That comment drew a rebuke Wednesday from Rep. Mike Noel, R-Kanab.

“This is the public input. We are the elected representatives. We are the ones making the actual decision. Their representatives will be there to vote,” Noel lectured Mason. “This is a republican form of government. We are elected to make those questions and dig into it.”

McKell’s bill would authorize the Utah Division of Forestry, Fire and State Lands to dispose of the bed as “compensation for the [lake’s] comprehensive restoration” — but only with major conditions.

State officials would have to conclude the project will improve water quality and clarity; conserve water; enhance the lake’s water storage ability; remove invasive plants and fish, such as phragmites and carp; restore plant communities and native fish, including Bonneville cutthroat trout and June sucker; enhance bird habitat; and improve navigability and recreational access.

Rick Egan | The Salt Lake Tribune Discolored water in Utah Lake, near the Lindon Marina. Crews took samples of a mile-long algal bloom at Utah Lake on Wednesday evening. They'll know today if it's toxic and if they'll need to enforce closures. Thursday, July 14, 2016.
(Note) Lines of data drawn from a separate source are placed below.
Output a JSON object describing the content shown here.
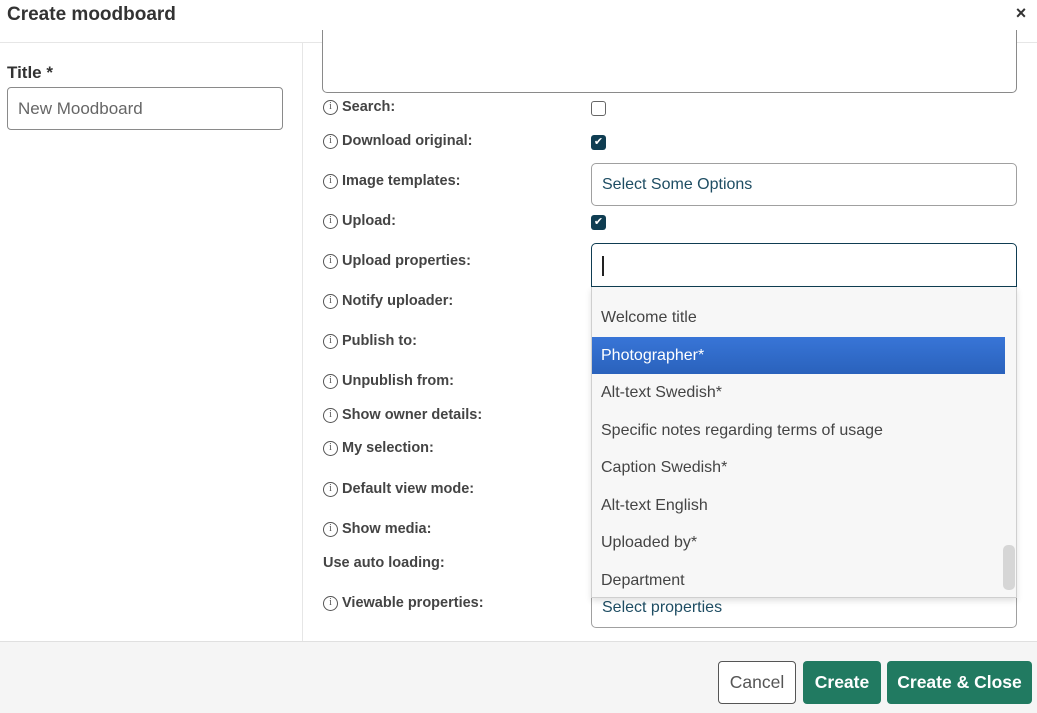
{
  "dialog": {
    "title": "Create moodboard",
    "close_icon": "×"
  },
  "left": {
    "title_label": "Title *",
    "title_value": "New Moodboard"
  },
  "form": {
    "info_icon": "i",
    "rows": [
      {
        "label": "Search:",
        "info": true
      },
      {
        "label": "Download original:",
        "info": true
      },
      {
        "label": "Image templates:",
        "info": true
      },
      {
        "label": "Upload:",
        "info": true
      },
      {
        "label": "Upload properties:",
        "info": true
      },
      {
        "label": "Notify uploader:",
        "info": true
      },
      {
        "label": "Publish to:",
        "info": true
      },
      {
        "label": "Unpublish from:",
        "info": true
      },
      {
        "label": "Show owner details:",
        "info": true
      },
      {
        "label": "My selection:",
        "info": true
      },
      {
        "label": "Default view mode:",
        "info": true
      },
      {
        "label": "Show media:",
        "info": true
      },
      {
        "label": "Use auto loading:",
        "info": false
      },
      {
        "label": "Viewable properties:",
        "info": true
      }
    ],
    "search_checked": false,
    "download_original_checked": true,
    "upload_checked": true,
    "check_glyph": "✔",
    "image_templates_placeholder": "Select Some Options",
    "upload_properties_value": "",
    "viewable_properties_placeholder": "Select properties"
  },
  "dropdown": {
    "items": [
      "Welcome title",
      "Photographer*",
      "Alt-text Swedish*",
      "Specific notes regarding terms of usage",
      "Caption Swedish*",
      "Alt-text English",
      "Uploaded by*",
      "Department"
    ],
    "highlighted_index": 1
  },
  "footer": {
    "cancel": "Cancel",
    "create": "Create",
    "create_close": "Create & Close"
  },
  "colors": {
    "primary": "#217a61",
    "checkbox": "#0f3d52",
    "highlight": "#3875d7"
  }
}
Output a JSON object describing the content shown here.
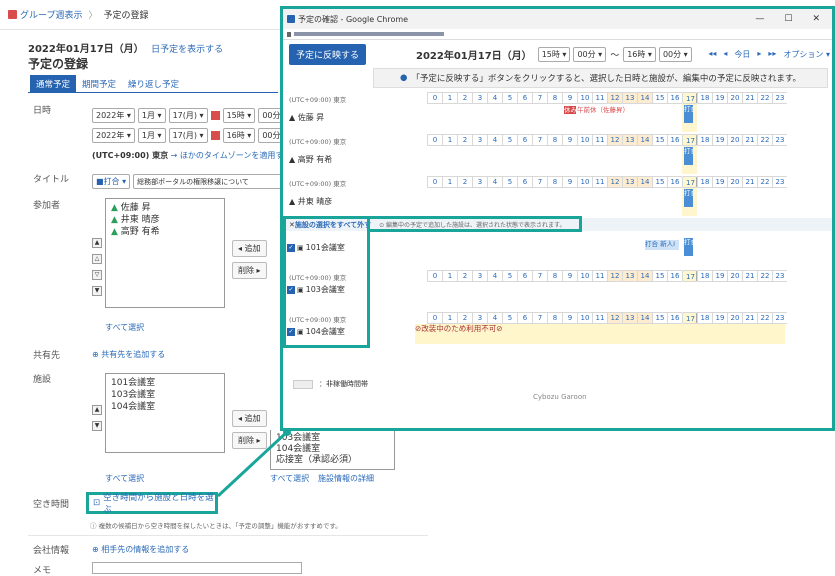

But what if the developer goes bankrupt or otherwise fails to deliver after getting the land? asked Rep. Joel Briscoe, D-Salt Lake City.

“We have safeguards in place, significant bonding, significant guarantees,” responded McKell.

Lake Restoration Solutions’ proposal — which officials at the state Division of Forestry, Fire and State Lands are now evaluating — would sculpt islands on about 30 square miles of lakebed, or about 20 percent of the total lake, whose average depth is now 10.5 feet.

The dredging necessary would drop the lake floor by a few feet, potentially deepening the lake and adding to its water storage capacity.

HB272 would also require the state officials to consider the proposal’s capacity to generate revenue for state and local governments; its ability to improve surrounding state property; the developer’s ability to execute and complete the project satisfactorily; and the desirability of the land use made possible by the project.

The Natural Resources committee advanced the bill to the House floor, Reps. Briscoe and Susan Duckworth, also D-Salt Lake City, voting against it.

Clarification: Jeff Salt is executive director of Friends of Utah Lake. A prior version of this story misstated his title.